They may have acted this way because of their general misconception, but it was probably reinforced by two great facts. Christ had taken some of his disciples to the mountain where He was transfigured (Mt. 17, 1-9). What the disciples could now say about the radiance and glory of the God-man was naturally very alluring and intensified their expectations. Moreover, it was not long before this that Christ had solemnly appointed Simon Peter as the leader of the Twelve (Mt. 16, 13-20). He was to be the head of the new kingdom and the successor of Christ. Of course that must have caused the other disciples to ask, "What about us? What will my position be?" So they argued, discussing how the different posts would be distributed among them.
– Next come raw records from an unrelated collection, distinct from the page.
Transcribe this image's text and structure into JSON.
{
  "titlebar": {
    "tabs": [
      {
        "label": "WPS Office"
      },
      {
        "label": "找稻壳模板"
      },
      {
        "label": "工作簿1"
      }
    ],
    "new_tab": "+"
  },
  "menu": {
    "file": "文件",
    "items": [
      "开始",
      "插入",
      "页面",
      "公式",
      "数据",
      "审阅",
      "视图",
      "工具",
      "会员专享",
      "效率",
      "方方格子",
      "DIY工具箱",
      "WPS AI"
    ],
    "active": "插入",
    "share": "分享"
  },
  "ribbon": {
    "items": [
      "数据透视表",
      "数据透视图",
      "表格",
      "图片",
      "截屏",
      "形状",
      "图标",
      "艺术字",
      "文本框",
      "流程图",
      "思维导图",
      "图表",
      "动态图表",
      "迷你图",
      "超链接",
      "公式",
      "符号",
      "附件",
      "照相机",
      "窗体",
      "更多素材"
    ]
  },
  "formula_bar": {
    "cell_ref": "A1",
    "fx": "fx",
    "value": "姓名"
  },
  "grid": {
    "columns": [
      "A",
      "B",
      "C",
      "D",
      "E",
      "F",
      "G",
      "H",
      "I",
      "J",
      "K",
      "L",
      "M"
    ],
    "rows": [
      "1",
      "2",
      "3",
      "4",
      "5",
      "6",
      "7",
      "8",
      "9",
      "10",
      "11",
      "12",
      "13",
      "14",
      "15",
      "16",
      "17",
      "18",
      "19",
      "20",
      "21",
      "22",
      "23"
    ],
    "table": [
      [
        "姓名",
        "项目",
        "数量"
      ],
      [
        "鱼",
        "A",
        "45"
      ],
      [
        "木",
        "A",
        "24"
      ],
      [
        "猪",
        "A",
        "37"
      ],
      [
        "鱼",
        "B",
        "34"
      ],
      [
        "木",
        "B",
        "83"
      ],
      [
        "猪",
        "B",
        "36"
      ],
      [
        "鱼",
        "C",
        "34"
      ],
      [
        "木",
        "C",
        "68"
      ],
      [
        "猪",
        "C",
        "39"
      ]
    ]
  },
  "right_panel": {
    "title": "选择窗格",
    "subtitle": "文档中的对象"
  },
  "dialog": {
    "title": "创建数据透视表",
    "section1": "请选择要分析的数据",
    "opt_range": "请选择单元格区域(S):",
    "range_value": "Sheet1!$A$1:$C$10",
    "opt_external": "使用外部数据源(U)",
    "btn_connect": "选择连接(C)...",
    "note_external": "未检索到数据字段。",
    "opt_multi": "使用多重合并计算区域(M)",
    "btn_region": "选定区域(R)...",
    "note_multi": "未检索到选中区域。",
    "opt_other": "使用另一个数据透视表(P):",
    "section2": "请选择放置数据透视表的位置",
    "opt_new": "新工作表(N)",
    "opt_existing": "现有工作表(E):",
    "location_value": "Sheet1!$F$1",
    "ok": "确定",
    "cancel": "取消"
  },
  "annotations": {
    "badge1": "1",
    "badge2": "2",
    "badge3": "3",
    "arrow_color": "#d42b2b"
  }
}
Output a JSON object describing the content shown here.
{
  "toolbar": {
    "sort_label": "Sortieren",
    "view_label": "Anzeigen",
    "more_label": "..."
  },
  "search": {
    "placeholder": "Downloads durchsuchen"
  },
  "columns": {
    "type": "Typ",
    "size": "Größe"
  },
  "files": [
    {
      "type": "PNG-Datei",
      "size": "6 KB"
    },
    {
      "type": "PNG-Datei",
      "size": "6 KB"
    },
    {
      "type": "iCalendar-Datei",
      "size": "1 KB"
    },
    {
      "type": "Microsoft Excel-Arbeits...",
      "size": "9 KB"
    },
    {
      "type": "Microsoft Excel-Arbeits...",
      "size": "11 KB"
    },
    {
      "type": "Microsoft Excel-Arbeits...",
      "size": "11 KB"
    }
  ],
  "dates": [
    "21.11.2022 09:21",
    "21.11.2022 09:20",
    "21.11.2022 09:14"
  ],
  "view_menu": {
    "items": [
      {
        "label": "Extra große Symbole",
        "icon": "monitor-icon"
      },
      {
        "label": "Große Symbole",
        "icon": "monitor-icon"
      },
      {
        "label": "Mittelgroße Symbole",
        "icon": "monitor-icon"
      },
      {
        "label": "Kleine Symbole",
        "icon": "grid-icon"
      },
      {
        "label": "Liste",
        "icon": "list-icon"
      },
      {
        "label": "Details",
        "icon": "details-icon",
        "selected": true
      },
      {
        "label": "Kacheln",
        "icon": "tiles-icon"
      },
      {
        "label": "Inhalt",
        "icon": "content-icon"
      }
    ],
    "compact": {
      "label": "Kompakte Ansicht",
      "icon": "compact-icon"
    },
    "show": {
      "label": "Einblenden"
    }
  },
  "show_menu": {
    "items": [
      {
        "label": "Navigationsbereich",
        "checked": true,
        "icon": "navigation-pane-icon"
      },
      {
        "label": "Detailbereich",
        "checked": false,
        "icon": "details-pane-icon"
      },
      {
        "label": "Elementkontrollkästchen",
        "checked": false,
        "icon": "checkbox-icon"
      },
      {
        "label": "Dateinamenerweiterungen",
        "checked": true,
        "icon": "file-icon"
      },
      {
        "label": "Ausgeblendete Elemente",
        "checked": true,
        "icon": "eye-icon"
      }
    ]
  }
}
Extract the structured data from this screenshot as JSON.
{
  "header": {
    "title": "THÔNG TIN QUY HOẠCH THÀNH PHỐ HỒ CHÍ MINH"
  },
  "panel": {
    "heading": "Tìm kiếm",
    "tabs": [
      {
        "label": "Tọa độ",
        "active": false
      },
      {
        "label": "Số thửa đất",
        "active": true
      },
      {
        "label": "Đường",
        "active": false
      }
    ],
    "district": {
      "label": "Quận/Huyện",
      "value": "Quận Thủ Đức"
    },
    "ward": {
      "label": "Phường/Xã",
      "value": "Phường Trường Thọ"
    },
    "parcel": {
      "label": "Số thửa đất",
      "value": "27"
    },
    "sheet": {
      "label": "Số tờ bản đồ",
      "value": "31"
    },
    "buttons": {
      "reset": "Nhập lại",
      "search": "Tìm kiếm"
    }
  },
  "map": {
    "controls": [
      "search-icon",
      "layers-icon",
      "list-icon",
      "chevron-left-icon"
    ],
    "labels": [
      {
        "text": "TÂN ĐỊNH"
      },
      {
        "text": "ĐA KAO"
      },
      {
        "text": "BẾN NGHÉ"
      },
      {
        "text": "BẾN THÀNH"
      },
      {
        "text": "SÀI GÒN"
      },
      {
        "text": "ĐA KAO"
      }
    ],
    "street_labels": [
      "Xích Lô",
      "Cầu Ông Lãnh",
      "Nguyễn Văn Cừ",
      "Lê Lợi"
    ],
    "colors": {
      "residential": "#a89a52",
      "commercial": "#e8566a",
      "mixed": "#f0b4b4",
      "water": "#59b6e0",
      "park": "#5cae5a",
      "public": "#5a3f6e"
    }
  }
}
They now come to Our Lord. Christ knew at once that they were talking about their ambitions. He took them to task: "What were you discussing along the way?" (Mk. 9, 33). And now Christ begins to reveal to the disciples, his future leaders, a most unusual ideal. In education it is frequent practice to explain an ideal by using the example of some outstanding person. Typically, one takes the great men of world history and says: "You must become like them!" But what does Our Lord do? He takes a child and says: You who are so ambitious, who want to be the first in the "political" kingdom which I will never found, what should be your ideal? Unless you become like this child I will have little use for you in my Kingdom, to say nothing of you becoming its leaders.

Do you understand the situation? The ambitions of the disciples are immediately crushed! What does Christ demand? Unless you become like children! Unless we do this, we cannot even enter His Kingdom, much less be its strongest members!

I hardly think I need to say more about this core statement, at least for now. Becoming a child is simply the way to heaven.

Excerpt from "Childlikeness Before God- Reflections on Spiritual Childhood" pp. 52-53. Printed by the Schoenstatt Fathers 2001. Translated from the German by Fr. Jonathan Niehaus

*These series of talks were given in 1937 following the rise of fascist regimes in Germany, Italy, etc.